First, the list of excuses for waiting gets longer and longer over time — I need to work on my resume, broaden my experience, enhance my skills, save a larger nest egg, and maintain a stable income until the children are gone.
Second, the list of non-entrepreneurial habits that you pick up in a large corporation gets bigger and harder to break. These include the following:
1. Executives rely on staff to do the real work.
Leaders in an enterprise soon forget how to write contracts, manage cash flow, or even how to schedule their own time and events.
It’s easy to grow accustomed to saying “My staff will contact yours to work out the details.” In a new business, that luxury isn’t affordable, so key things may never get done.
2. Professionals get dependent on big company perks.
They assume that every business role comes with health insurance, a subsidized retirement plan, and maybe a company car or first-class travel.
The longer you wait to start your own business, the higher the default burn rate, and the less happy you will be to take a financial step down.
3. Expect to manage the team rather than be a part of it.
In a new business, you are an integral part of every team, and the only member of many. Managing is not considered part of your workload.
That’s a whole different mindset and skill set from the one you learned in a big enterprise. Small businesses require collaboration and walking the talk.
4. Relish being the expert within a limited vertical domain.
Entrepreneurs need to enjoy being a generalist, rather than a specialist.
In a new business, there will not be an IT team to configure your computer, a procurement department for supplies and contracts, or even a personnel specialist for hiring and firing. You must be all of these and more.
5. Rely on training courses and coaching for new roles.
In a startup, you can’t afford to spend the time or the money for out-house training, so self-learning from the Internet and unpaid advisors is the norm.

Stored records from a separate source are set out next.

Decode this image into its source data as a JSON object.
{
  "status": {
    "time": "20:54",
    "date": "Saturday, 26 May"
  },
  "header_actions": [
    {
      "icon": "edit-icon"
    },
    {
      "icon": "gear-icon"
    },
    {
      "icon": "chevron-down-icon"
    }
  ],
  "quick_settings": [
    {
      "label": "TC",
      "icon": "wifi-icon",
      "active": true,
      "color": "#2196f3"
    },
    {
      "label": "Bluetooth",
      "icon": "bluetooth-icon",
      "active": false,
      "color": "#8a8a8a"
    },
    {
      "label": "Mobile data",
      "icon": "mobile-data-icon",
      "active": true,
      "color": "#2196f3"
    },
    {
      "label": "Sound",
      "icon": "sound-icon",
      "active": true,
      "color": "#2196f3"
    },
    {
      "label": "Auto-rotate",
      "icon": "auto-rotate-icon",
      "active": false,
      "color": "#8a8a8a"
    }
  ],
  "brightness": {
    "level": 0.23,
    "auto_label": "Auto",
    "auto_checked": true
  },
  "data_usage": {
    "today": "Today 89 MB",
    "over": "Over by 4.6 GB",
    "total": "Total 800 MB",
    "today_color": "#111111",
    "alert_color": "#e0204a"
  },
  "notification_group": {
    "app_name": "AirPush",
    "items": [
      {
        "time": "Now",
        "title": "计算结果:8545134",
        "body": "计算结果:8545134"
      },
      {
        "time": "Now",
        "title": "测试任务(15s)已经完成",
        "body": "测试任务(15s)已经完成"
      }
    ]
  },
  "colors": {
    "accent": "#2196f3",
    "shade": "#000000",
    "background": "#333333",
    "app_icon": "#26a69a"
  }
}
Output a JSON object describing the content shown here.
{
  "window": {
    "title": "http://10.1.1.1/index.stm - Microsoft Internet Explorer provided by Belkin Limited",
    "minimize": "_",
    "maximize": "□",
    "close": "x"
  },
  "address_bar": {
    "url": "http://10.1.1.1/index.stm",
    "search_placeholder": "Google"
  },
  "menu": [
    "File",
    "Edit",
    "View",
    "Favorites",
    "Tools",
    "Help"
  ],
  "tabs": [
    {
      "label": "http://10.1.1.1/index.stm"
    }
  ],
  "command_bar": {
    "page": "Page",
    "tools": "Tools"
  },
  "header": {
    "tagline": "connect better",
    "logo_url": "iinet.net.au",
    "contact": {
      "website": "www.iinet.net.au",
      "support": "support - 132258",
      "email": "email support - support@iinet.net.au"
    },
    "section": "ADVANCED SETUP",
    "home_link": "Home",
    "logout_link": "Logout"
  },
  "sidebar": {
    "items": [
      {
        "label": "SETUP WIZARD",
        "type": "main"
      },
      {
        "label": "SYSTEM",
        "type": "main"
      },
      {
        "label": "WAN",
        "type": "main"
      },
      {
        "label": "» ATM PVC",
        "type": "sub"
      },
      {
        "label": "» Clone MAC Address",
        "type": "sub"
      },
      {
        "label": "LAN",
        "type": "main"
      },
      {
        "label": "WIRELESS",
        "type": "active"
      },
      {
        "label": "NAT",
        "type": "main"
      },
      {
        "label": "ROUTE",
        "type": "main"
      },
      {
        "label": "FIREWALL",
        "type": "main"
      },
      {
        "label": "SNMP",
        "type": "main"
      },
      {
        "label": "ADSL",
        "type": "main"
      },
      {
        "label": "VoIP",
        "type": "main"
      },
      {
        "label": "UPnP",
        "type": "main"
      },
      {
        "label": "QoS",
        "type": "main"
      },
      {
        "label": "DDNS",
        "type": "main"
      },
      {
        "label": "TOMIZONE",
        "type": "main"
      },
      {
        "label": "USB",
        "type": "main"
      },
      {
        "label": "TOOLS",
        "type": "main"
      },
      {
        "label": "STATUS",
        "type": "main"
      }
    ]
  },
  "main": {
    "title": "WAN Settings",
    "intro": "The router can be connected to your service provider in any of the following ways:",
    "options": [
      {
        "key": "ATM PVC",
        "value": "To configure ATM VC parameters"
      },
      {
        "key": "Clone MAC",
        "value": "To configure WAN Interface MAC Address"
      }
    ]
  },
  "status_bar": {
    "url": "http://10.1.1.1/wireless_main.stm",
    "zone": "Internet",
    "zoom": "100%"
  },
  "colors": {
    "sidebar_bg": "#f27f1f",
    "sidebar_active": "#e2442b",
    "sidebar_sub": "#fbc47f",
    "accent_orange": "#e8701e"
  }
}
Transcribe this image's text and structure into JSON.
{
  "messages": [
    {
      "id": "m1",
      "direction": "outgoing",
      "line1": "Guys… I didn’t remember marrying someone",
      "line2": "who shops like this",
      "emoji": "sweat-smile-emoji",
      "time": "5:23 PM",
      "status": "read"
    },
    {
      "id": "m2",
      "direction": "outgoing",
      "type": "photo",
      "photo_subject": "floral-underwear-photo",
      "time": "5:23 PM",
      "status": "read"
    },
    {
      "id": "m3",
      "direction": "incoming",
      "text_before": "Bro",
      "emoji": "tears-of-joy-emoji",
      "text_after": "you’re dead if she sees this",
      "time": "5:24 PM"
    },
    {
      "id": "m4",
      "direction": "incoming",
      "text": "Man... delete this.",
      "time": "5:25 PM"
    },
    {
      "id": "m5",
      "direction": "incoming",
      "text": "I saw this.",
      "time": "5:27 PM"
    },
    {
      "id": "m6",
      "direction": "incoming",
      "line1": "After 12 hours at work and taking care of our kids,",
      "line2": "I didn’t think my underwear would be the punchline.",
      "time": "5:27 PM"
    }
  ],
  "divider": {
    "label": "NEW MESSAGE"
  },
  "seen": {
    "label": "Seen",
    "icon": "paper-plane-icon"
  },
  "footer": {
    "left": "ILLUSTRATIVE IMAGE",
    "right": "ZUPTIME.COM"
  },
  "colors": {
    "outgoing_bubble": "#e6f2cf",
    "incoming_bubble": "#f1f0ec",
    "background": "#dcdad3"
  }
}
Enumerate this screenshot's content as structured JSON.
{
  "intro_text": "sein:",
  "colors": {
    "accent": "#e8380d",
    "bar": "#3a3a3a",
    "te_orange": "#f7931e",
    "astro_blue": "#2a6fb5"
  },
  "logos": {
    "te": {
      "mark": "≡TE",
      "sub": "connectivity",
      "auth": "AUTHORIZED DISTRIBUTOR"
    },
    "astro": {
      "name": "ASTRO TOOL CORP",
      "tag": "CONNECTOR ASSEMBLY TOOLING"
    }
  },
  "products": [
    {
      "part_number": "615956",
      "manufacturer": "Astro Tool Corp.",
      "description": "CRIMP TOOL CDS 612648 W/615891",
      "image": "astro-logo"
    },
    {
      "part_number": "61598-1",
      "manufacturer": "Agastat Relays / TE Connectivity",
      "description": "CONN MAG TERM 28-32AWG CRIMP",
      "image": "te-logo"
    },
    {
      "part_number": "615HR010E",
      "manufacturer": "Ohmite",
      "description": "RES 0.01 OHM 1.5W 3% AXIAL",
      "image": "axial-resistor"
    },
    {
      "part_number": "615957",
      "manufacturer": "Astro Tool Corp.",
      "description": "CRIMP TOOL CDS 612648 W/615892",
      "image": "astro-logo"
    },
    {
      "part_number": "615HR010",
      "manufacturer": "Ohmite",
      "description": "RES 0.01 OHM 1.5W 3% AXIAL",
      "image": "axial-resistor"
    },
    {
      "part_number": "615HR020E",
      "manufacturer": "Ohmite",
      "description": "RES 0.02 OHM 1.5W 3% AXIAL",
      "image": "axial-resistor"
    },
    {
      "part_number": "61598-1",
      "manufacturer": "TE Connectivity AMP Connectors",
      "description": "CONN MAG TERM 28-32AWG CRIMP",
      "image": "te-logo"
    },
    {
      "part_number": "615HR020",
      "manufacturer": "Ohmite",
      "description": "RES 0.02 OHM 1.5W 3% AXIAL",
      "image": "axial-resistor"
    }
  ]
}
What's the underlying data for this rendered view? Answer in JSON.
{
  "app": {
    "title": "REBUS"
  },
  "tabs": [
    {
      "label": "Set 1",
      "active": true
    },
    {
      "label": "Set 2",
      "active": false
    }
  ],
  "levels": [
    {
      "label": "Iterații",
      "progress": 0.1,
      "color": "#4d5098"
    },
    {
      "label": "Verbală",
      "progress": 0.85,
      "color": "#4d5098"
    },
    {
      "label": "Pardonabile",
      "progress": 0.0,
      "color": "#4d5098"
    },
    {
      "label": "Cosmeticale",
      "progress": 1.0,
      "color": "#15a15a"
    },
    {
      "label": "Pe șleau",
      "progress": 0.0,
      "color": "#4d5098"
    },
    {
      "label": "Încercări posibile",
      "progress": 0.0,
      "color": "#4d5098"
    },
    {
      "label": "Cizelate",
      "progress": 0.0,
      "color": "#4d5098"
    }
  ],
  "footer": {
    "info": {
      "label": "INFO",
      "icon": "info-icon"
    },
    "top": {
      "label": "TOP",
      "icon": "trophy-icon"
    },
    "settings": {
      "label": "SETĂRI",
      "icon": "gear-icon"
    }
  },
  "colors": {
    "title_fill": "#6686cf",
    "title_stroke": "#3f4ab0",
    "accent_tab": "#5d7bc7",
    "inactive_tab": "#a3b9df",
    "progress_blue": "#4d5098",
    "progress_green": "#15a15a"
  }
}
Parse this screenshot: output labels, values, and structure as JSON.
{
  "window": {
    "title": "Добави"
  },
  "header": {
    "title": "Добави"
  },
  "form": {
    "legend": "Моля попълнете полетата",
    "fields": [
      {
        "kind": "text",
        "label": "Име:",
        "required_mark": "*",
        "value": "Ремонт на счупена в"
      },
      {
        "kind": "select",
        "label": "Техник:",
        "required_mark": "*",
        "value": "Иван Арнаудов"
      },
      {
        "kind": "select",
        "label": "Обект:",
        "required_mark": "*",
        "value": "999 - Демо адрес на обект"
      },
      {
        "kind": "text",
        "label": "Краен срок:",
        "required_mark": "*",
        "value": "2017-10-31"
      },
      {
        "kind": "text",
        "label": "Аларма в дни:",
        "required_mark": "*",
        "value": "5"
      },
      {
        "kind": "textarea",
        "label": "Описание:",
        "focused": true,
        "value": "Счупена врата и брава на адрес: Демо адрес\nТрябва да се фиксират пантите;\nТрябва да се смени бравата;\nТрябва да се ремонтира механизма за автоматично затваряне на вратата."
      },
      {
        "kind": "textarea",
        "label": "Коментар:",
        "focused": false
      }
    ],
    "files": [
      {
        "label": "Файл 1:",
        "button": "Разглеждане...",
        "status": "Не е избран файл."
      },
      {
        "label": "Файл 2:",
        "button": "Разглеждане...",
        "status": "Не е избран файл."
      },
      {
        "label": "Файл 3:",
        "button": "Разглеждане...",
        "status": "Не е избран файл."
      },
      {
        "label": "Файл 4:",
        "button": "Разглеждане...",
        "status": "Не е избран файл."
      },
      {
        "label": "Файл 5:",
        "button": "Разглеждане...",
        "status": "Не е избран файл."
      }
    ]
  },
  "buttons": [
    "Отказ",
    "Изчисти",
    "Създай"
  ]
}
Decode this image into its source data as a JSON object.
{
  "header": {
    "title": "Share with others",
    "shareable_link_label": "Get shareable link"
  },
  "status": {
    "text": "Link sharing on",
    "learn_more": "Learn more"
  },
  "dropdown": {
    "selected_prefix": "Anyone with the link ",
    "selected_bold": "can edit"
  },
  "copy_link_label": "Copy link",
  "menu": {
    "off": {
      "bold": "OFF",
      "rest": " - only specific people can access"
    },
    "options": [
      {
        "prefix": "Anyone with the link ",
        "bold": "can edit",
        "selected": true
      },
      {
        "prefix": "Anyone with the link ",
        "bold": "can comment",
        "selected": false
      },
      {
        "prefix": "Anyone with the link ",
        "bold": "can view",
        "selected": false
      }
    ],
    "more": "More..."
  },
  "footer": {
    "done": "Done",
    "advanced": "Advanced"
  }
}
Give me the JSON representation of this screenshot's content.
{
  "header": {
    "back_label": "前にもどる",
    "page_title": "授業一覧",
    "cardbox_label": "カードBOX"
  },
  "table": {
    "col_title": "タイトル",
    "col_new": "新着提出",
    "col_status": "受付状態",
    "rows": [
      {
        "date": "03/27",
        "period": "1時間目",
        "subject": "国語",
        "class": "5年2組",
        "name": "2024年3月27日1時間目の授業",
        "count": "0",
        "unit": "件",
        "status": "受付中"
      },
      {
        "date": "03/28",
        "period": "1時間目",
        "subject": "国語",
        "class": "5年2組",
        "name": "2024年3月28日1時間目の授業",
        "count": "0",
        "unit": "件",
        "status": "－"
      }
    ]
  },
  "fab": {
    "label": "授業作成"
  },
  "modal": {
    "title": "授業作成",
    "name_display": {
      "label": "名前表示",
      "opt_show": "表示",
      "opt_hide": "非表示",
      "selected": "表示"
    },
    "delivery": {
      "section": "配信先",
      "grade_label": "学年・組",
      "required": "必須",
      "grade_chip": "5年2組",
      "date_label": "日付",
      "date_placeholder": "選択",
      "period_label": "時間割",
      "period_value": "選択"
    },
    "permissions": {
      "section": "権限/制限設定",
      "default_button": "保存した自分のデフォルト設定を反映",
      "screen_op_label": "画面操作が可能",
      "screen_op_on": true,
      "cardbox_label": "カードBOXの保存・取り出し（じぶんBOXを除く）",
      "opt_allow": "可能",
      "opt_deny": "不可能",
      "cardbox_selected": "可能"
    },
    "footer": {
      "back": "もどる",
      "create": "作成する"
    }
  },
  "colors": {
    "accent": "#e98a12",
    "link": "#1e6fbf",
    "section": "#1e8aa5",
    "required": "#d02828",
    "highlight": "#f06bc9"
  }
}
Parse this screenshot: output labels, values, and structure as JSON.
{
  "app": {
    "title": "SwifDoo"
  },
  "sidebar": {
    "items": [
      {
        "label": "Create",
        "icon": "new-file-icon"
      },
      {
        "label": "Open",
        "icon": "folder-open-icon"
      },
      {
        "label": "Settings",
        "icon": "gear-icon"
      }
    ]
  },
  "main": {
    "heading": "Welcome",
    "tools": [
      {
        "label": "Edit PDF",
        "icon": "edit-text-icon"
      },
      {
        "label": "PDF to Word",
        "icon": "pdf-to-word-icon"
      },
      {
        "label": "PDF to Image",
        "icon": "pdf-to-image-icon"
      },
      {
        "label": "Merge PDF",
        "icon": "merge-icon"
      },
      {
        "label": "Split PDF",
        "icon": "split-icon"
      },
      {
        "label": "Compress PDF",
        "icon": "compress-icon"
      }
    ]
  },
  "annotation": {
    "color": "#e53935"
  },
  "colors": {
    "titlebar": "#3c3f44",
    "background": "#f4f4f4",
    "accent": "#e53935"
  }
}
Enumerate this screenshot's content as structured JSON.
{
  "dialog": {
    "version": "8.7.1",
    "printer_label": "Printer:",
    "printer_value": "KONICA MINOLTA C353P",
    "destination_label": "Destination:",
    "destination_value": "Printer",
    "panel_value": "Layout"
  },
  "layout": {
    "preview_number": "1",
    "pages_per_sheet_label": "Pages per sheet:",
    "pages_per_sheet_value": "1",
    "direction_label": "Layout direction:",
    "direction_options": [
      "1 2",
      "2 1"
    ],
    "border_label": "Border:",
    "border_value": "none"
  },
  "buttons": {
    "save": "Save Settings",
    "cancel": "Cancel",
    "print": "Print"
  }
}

There are no in-house experts or training organizations to rely on. Thus big-company executives tend to under-estimate learning costs in a startup.
6. Ability to attract top talent and offer near-term compensation.
Entrepreneurs find it much harder to attract equity partners, compared to offering a premium salary to industry experts and people with highly relevant experience.
Betting on the future is never as attractive to most professionals as an existing successful company and real cash today.
7. Measure their worth by the size of their office and salary.
Even the best new business owners often take no salary for the first couple of years, and use a cluttered back room for their office, if they have one at all.
After too many years in a big company, that’s an unacceptable step backwards for many. Self-worth and self-confidence suffer.
8. Social status becomes tied to recognized brand or role.
Once you work for a prestige brand or carry a big title, it’s hard to be associated with a tiny business. Your extended family and social friends may still expect you at the country club, or ask you to join them on international vacations.
Even your spouse won’t understand the new social norms.
So when is the best time to make the leap from a big corporation to a new business? My scan of the literature and talking to investors would indicate a few years of experience in a large organization (two to five years) is a good thing, while twenty or more years before founding your own venture will stack the cards against you.
Unless you are really young at heart, if you haven’t made the leap by the time you are in your early 40s, those habits you have picked up with your experience in a big company will be evident to you, your team, and to investors.
Not to mention the fact that if you are accustomed to a big-company culture and lifestyle, you will likely not be happy or never risk the step to a startup.
So if you really want to start your own business, don’t wait too long. Old habits die hard, so the longer you wait, the harder it will be to make the jump, and your odds of success go down. In addition, if you change your mind, going the other way is always a lot easier.
The opinions expressed here by Inc.com columnists are their own, not those of Inc.com.